--- Given entries Enclosed Below ---
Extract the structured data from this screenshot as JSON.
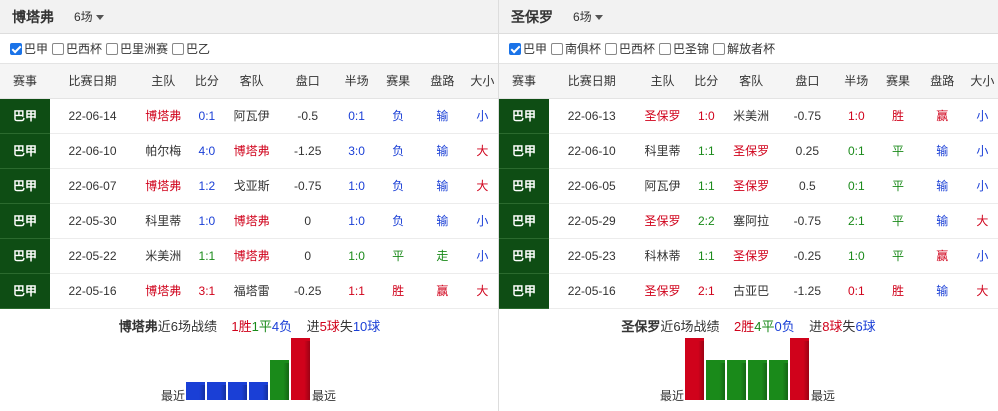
{
  "panels": [
    {
      "team": "博塔弗",
      "count": "6场",
      "filters": [
        {
          "label": "巴甲",
          "checked": true
        },
        {
          "label": "巴西杯",
          "checked": false
        },
        {
          "label": "巴里洲赛",
          "checked": false
        },
        {
          "label": "巴乙",
          "checked": false
        }
      ],
      "headers": [
        "赛事",
        "比赛日期",
        "主队",
        "比分",
        "客队",
        "盘口",
        "半场",
        "赛果",
        "盘路",
        "大小"
      ],
      "rows": [
        {
          "league": "巴甲",
          "date": "22-06-14",
          "home": "博塔弗",
          "score": "0:1",
          "away": "阿瓦伊",
          "handicap": "-0.5",
          "half": "0:1",
          "result": "负",
          "pan": "输",
          "ou": "小"
        },
        {
          "league": "巴甲",
          "date": "22-06-10",
          "home": "帕尔梅",
          "score": "4:0",
          "away": "博塔弗",
          "handicap": "-1.25",
          "half": "3:0",
          "result": "负",
          "pan": "输",
          "ou": "大"
        },
        {
          "league": "巴甲",
          "date": "22-06-07",
          "home": "博塔弗",
          "score": "1:2",
          "away": "戈亚斯",
          "handicap": "-0.75",
          "half": "1:0",
          "result": "负",
          "pan": "输",
          "ou": "大"
        },
        {
          "league": "巴甲",
          "date": "22-05-30",
          "home": "科里蒂",
          "score": "1:0",
          "away": "博塔弗",
          "handicap": "0",
          "half": "1:0",
          "result": "负",
          "pan": "输",
          "ou": "小"
        },
        {
          "league": "巴甲",
          "date": "22-05-22",
          "home": "米美洲",
          "score": "1:1",
          "away": "博塔弗",
          "handicap": "0",
          "half": "1:0",
          "result": "平",
          "pan": "走",
          "ou": "小"
        },
        {
          "league": "巴甲",
          "date": "22-05-16",
          "home": "博塔弗",
          "score": "3:1",
          "away": "福塔雷",
          "handicap": "-0.25",
          "half": "1:1",
          "result": "胜",
          "pan": "赢",
          "ou": "大"
        }
      ],
      "summary": {
        "team": "博塔弗",
        "recent": "近6场战绩",
        "win": "1胜",
        "draw": "1平",
        "loss": "4负",
        "goals_for_pre": "进",
        "goals_for": "5球",
        "goals_against_pre": "失",
        "goals_against": "10球"
      },
      "bars_from_recent": [
        "loss",
        "loss",
        "loss",
        "loss",
        "draw",
        "win"
      ],
      "near_label": "最近",
      "far_label": "最远"
    },
    {
      "team": "圣保罗",
      "count": "6场",
      "filters": [
        {
          "label": "巴甲",
          "checked": true
        },
        {
          "label": "南俱杯",
          "checked": false
        },
        {
          "label": "巴西杯",
          "checked": false
        },
        {
          "label": "巴圣锦",
          "checked": false
        },
        {
          "label": "解放者杯",
          "checked": false
        }
      ],
      "headers": [
        "赛事",
        "比赛日期",
        "主队",
        "比分",
        "客队",
        "盘口",
        "半场",
        "赛果",
        "盘路",
        "大小"
      ],
      "rows": [
        {
          "league": "巴甲",
          "date": "22-06-13",
          "home": "圣保罗",
          "score": "1:0",
          "away": "米美洲",
          "handicap": "-0.75",
          "half": "1:0",
          "result": "胜",
          "pan": "赢",
          "ou": "小"
        },
        {
          "league": "巴甲",
          "date": "22-06-10",
          "home": "科里蒂",
          "score": "1:1",
          "away": "圣保罗",
          "handicap": "0.25",
          "half": "0:1",
          "result": "平",
          "pan": "输",
          "ou": "小"
        },
        {
          "league": "巴甲",
          "date": "22-06-05",
          "home": "阿瓦伊",
          "score": "1:1",
          "away": "圣保罗",
          "handicap": "0.5",
          "half": "0:1",
          "result": "平",
          "pan": "输",
          "ou": "小"
        },
        {
          "league": "巴甲",
          "date": "22-05-29",
          "home": "圣保罗",
          "score": "2:2",
          "away": "塞阿拉",
          "handicap": "-0.75",
          "half": "2:1",
          "result": "平",
          "pan": "输",
          "ou": "大"
        },
        {
          "league": "巴甲",
          "date": "22-05-23",
          "home": "科林蒂",
          "score": "1:1",
          "away": "圣保罗",
          "handicap": "-0.25",
          "half": "1:0",
          "result": "平",
          "pan": "赢",
          "ou": "小"
        },
        {
          "league": "巴甲",
          "date": "22-05-16",
          "home": "圣保罗",
          "score": "2:1",
          "away": "古亚巴",
          "handicap": "-1.25",
          "half": "0:1",
          "result": "胜",
          "pan": "输",
          "ou": "大"
        }
      ],
      "summary": {
        "team": "圣保罗",
        "recent": "近6场战绩",
        "win": "2胜",
        "draw": "4平",
        "loss": "0负",
        "goals_for_pre": "进",
        "goals_for": "8球",
        "goals_against_pre": "失",
        "goals_against": "6球"
      },
      "bars_from_recent": [
        "win",
        "draw",
        "draw",
        "draw",
        "draw",
        "win"
      ],
      "near_label": "最近",
      "far_label": "最远"
    }
  ],
  "colors": {
    "win": "#d0021b",
    "draw": "#1a8a1a",
    "loss": "#1a3fd6",
    "league_bg": "#0e4d14"
  }
}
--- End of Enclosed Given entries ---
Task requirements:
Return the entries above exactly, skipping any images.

Task result:
Extract the structured data from this screenshot as JSON.
{
  "panels": [
    {
      "team": "博塔弗",
      "count": "6场",
      "filters": [
        {
          "label": "巴甲",
          "checked": true
        },
        {
          "label": "巴西杯",
          "checked": false
        },
        {
          "label": "巴里洲赛",
          "checked": false
        },
        {
          "label": "巴乙",
          "checked": false
        }
      ],
      "headers": [
        "赛事",
        "比赛日期",
        "主队",
        "比分",
        "客队",
        "盘口",
        "半场",
        "赛果",
        "盘路",
        "大小"
      ],
      "rows": [
        {
          "league": "巴甲",
          "date": "22-06-14",
          "home": "博塔弗",
          "score": "0:1",
          "away": "阿瓦伊",
          "handicap": "-0.5",
          "half": "0:1",
          "result": "负",
          "pan": "输",
          "ou": "小"
        },
        {
          "league": "巴甲",
          "date": "22-06-10",
          "home": "帕尔梅",
          "score": "4:0",
          "away": "博塔弗",
          "handicap": "-1.25",
          "half": "3:0",
          "result": "负",
          "pan": "输",
          "ou": "大"
        },
        {
          "league": "巴甲",
          "date": "22-06-07",
          "home": "博塔弗",
          "score": "1:2",
          "away": "戈亚斯",
          "handicap": "-0.75",
          "half": "1:0",
          "result": "负",
          "pan": "输",
          "ou": "大"
        },
        {
          "league": "巴甲",
          "date": "22-05-30",
          "home": "科里蒂",
          "score": "1:0",
          "away": "博塔弗",
          "handicap": "0",
          "half": "1:0",
          "result": "负",
          "pan": "输",
          "ou": "小"
        },
        {
          "league": "巴甲",
          "date": "22-05-22",
          "home": "米美洲",
          "score": "1:1",
          "away": "博塔弗",
          "handicap": "0",
          "half": "1:0",
          "result": "平",
          "pan": "走",
          "ou": "小"
        },
        {
          "league": "巴甲",
          "date": "22-05-16",
          "home": "博塔弗",
          "score": "3:1",
          "away": "福塔雷",
          "handicap": "-0.25",
          "half": "1:1",
          "result": "胜",
          "pan": "赢",
          "ou": "大"
        }
      ],
      "summary": {
        "team": "博塔弗",
        "recent": "近6场战绩",
        "win": "1胜",
        "draw": "1平",
        "loss": "4负",
        "goals_for_pre": "进",
        "goals_for": "5球",
        "goals_against_pre": "失",
        "goals_against": "10球"
      },
      "bars_from_recent": [
        "loss",
        "loss",
        "loss",
        "loss",
        "draw",
        "win"
      ],
      "near_label": "最近",
      "far_label": "最远"
    },
    {
      "team": "圣保罗",
      "count": "6场",
      "filters": [
        {
          "label": "巴甲",
          "checked": true
        },
        {
          "label": "南俱杯",
          "checked": false
        },
        {
          "label": "巴西杯",
          "checked": false
        },
        {
          "label": "巴圣锦",
          "checked": false
        },
        {
          "label": "解放者杯",
          "checked": false
        }
      ],
      "headers": [
        "赛事",
        "比赛日期",
        "主队",
        "比分",
        "客队",
        "盘口",
        "半场",
        "赛果",
        "盘路",
        "大小"
      ],
      "rows": [
        {
          "league": "巴甲",
          "date": "22-06-13",
          "home": "圣保罗",
          "score": "1:0",
          "away": "米美洲",
          "handicap": "-0.75",
          "half": "1:0",
          "result": "胜",
          "pan": "赢",
          "ou": "小"
        },
        {
          "league": "巴甲",
          "date": "22-06-10",
          "home": "科里蒂",
          "score": "1:1",
          "away": "圣保罗",
          "handicap": "0.25",
          "half": "0:1",
          "result": "平",
          "pan": "输",
          "ou": "小"
        },
        {
          "league": "巴甲",
          "date": "22-06-05",
          "home": "阿瓦伊",
          "score": "1:1",
          "away": "圣保罗",
          "handicap": "0.5",
          "half": "0:1",
          "result": "平",
          "pan": "输",
          "ou": "小"
        },
        {
          "league": "巴甲",
          "date": "22-05-29",
          "home": "圣保罗",
          "score": "2:2",
          "away": "塞阿拉",
          "handicap": "-0.75",
          "half": "2:1",
          "result": "平",
          "pan": "输",
          "ou": "大"
        },
        {
          "league": "巴甲",
          "date": "22-05-23",
          "home": "科林蒂",
          "score": "1:1",
          "away": "圣保罗",
          "handicap": "-0.25",
          "half": "1:0",
          "result": "平",
          "pan": "赢",
          "ou": "小"
        },
        {
          "league": "巴甲",
          "date": "22-05-16",
          "home": "圣保罗",
          "score": "2:1",
          "away": "古亚巴",
          "handicap": "-1.25",
          "half": "0:1",
          "result": "胜",
          "pan": "输",
          "ou": "大"
        }
      ],
      "summary": {
        "team": "圣保罗",
        "recent": "近6场战绩",
        "win": "2胜",
        "draw": "4平",
        "loss": "0负",
        "goals_for_pre": "进",
        "goals_for": "8球",
        "goals_against_pre": "失",
        "goals_against": "6球"
      },
      "bars_from_recent": [
        "win",
        "draw",
        "draw",
        "draw",
        "draw",
        "win"
      ],
      "near_label": "最近",
      "far_label": "最远"
    }
  ],
  "colors": {
    "win": "#d0021b",
    "draw": "#1a8a1a",
    "loss": "#1a3fd6",
    "league_bg": "#0e4d14"
  }
}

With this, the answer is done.